Kim: Wow! I really feel I’ve learnt so much about what it’s like to have dyslexia. I have one final question: What would you like teachers to do to help dyslexic children do their best?
Emma: Many people think that schools and teachers need to invest tonnes of money into specialist equipment and private tutors the moment anyone mentions dyslexia, actually there are some very simple things you can do to help us that don’t cost anything other than a little understanding.
1. Please do not ask us to read out loud to the class, or if you’d like us to read a passage please make it only a sentence or two. The thought of having to read out a passage of text to an audience is very stressful for us and it’s that stress and anxiety that can make dyslexia worse.
2. We can be very forgetful like remembering pens, pencils so please be patient with us. Encourage us to carry a notepad so we can make lists of things that we need to bring and remind us about things.
3. Please don’t think we’re lazy. Dyslexics usually have above-average intelligence - yes, we might take a little longer writing or reading something but we’ll get there in the end! The worst thing you can do is ruin our confidence or put pressure on us.
4. Try and let us give an answer verbally rather than written, most of the time we will know the answer and can verbally tell you but find it hard to write it. If we are having trouble writing what we’re thinking give us a little extra time and ask us at first to just bullet-point what we’re thinking. By putting our ideas onto the page in bullet points, we can then write short, sharp sentences and then restructure it in a written format.

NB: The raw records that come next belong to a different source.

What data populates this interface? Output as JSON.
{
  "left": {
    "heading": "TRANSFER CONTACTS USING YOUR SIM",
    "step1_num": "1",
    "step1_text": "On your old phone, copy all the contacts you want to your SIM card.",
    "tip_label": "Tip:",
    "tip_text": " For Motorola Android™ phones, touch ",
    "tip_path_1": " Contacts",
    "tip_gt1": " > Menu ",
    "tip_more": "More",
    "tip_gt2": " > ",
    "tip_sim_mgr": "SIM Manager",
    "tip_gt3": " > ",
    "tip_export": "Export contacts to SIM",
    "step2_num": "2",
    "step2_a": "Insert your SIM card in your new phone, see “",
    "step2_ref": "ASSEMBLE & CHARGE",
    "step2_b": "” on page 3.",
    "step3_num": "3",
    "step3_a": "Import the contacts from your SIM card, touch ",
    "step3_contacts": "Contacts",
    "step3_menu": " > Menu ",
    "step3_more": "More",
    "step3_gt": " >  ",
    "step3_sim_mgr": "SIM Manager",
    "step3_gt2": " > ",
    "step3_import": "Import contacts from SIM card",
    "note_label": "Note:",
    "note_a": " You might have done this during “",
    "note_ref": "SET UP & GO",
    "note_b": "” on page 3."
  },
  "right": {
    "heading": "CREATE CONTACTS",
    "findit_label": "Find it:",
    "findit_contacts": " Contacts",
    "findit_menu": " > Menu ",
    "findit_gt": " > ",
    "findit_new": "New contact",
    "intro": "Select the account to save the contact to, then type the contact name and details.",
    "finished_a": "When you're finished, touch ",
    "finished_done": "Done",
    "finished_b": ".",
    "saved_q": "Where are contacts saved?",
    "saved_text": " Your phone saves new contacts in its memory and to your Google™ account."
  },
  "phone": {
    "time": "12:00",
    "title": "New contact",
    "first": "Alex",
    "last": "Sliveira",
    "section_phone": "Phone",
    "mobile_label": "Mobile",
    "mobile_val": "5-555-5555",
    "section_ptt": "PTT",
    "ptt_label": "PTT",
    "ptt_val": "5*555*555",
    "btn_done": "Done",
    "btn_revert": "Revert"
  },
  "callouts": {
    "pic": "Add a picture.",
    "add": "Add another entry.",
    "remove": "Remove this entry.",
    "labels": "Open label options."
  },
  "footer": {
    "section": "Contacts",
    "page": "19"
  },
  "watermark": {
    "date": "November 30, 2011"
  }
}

5. Give us notes before the lesson starts. One of the problems I had at school was trying to listen and understand what the teacher was saying while also trying to copy what they were writing on the board at the same time. That is incredibly stressful for us and we’ll spend so much time trying to keep up with copying from the board that we won’t pay attention to what the teacher is saying. Please give students a print out of the notes for the lesson and ask them to highlight and write quick notes on the important parts of the lesson.
6. Ensure questions and instructions are short, sharp and very direct. If we have a large piece of information to digest it can be overwhelming so we might need help to break the question down into manageable pieces so we know what’s required of us.

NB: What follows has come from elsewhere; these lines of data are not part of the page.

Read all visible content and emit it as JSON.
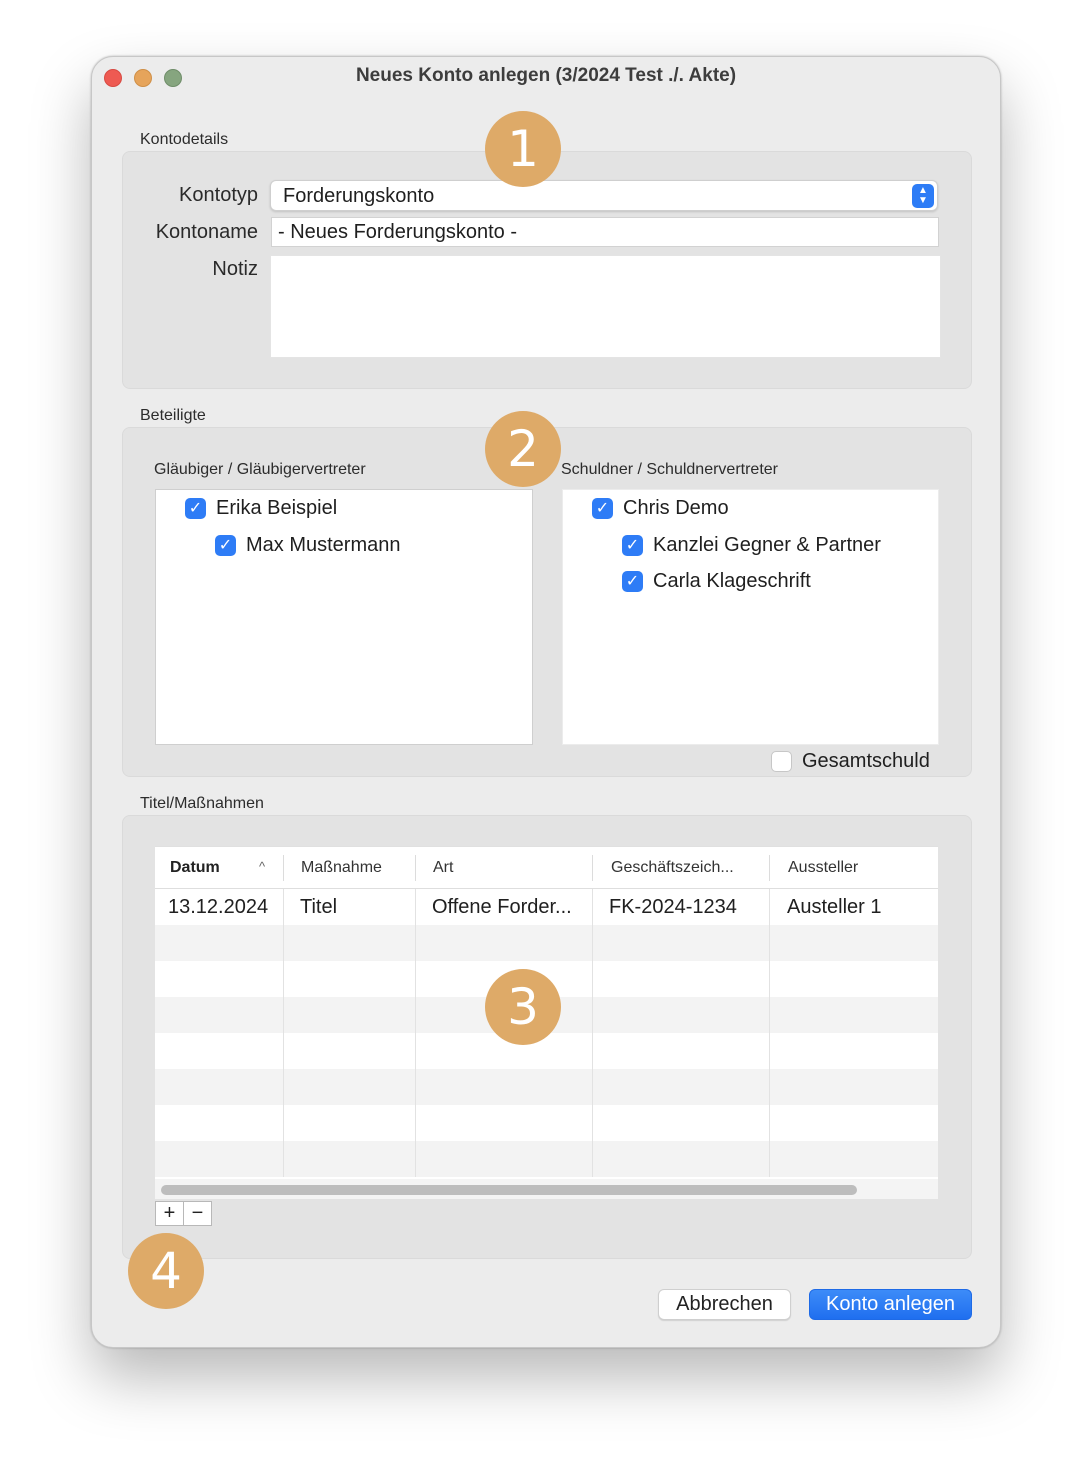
{
  "window": {
    "title": "Neues Konto anlegen (3/2024 Test ./. Akte)"
  },
  "kontodetails": {
    "section_title": "Kontodetails",
    "kontotyp_label": "Kontotyp",
    "kontotyp_value": "Forderungskonto",
    "kontoname_label": "Kontoname",
    "kontoname_value": "- Neues Forderungskonto -",
    "notiz_label": "Notiz",
    "notiz_value": ""
  },
  "beteiligte": {
    "section_title": "Beteiligte",
    "glaeubiger": {
      "title": "Gläubiger / Gläubigervertreter",
      "items": [
        {
          "label": "Erika Beispiel",
          "checked": true,
          "level": 0
        },
        {
          "label": "Max Mustermann",
          "checked": true,
          "level": 1
        }
      ]
    },
    "schuldner": {
      "title": "Schuldner / Schuldnervertreter",
      "items": [
        {
          "label": "Chris Demo",
          "checked": true,
          "level": 0
        },
        {
          "label": "Kanzlei Gegner & Partner",
          "checked": true,
          "level": 1
        },
        {
          "label": "Carla Klageschrift",
          "checked": true,
          "level": 1
        }
      ]
    },
    "gesamtschuld_label": "Gesamtschuld",
    "gesamtschuld_checked": false
  },
  "titel": {
    "section_title": "Titel/Maßnahmen",
    "columns": [
      "Datum",
      "Maßnahme",
      "Art",
      "Geschäftszeich...",
      "Aussteller"
    ],
    "sort_indicator": "^",
    "rows": [
      [
        "13.12.2024",
        "Titel",
        "Offene Forder...",
        "FK-2024-1234",
        "Austeller 1"
      ]
    ],
    "add_label": "+",
    "remove_label": "−"
  },
  "buttons": {
    "cancel": "Abbrechen",
    "create": "Konto anlegen"
  },
  "badges": [
    "1",
    "2",
    "3",
    "4"
  ],
  "colors": {
    "accent": "#2e7cf6",
    "badge": "#deaa68"
  }
}
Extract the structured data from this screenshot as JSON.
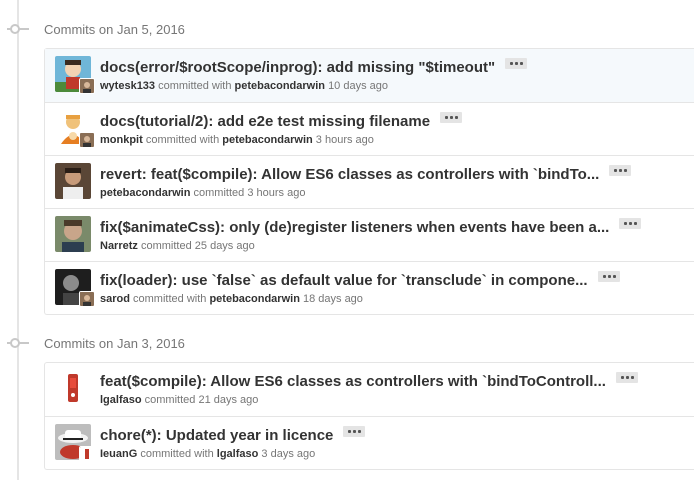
{
  "groups": [
    {
      "title": "Commits on Jan 5, 2016",
      "commits": [
        {
          "message": "docs(error/$rootScope/inprog): add missing \"$timeout\"",
          "author": "wytesk133",
          "verb": "committed with",
          "committer": "petebacondarwin",
          "time": "10 days ago"
        },
        {
          "message": "docs(tutorial/2): add e2e test missing filename",
          "author": "monkpit",
          "verb": "committed with",
          "committer": "petebacondarwin",
          "time": "3 hours ago"
        },
        {
          "message": "revert: feat($compile): Allow ES6 classes as controllers with `bindTo...",
          "author": "petebacondarwin",
          "verb": "committed",
          "committer": "",
          "time": "3 hours ago"
        },
        {
          "message": "fix($animateCss): only (de)register listeners when events have been a...",
          "author": "Narretz",
          "verb": "committed",
          "committer": "",
          "time": "25 days ago"
        },
        {
          "message": "fix(loader): use `false` as default value for `transclude` in compone...",
          "author": "sarod",
          "verb": "committed with",
          "committer": "petebacondarwin",
          "time": "18 days ago"
        }
      ]
    },
    {
      "title": "Commits on Jan 3, 2016",
      "commits": [
        {
          "message": "feat($compile): Allow ES6 classes as controllers with `bindToControll...",
          "author": "lgalfaso",
          "verb": "committed",
          "committer": "",
          "time": "21 days ago"
        },
        {
          "message": "chore(*): Updated year in licence",
          "author": "IeuanG",
          "verb": "committed with",
          "committer": "lgalfaso",
          "time": "3 days ago"
        }
      ]
    }
  ]
}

7. Probably the most important thing you can do is give us praise! There’s no pre-test for dyslexia so students with dyslexia will already be struggling with their self-confidence because they have found learning hard. So probably the most important thing you can do is build up their confidence and self-esteem. Once they have that the rest should slot into place.
Kim: Thank you so much for talking with me, Emma.
Emma: That’s no problem! It was great talking to you!
Written by: Holly Pigache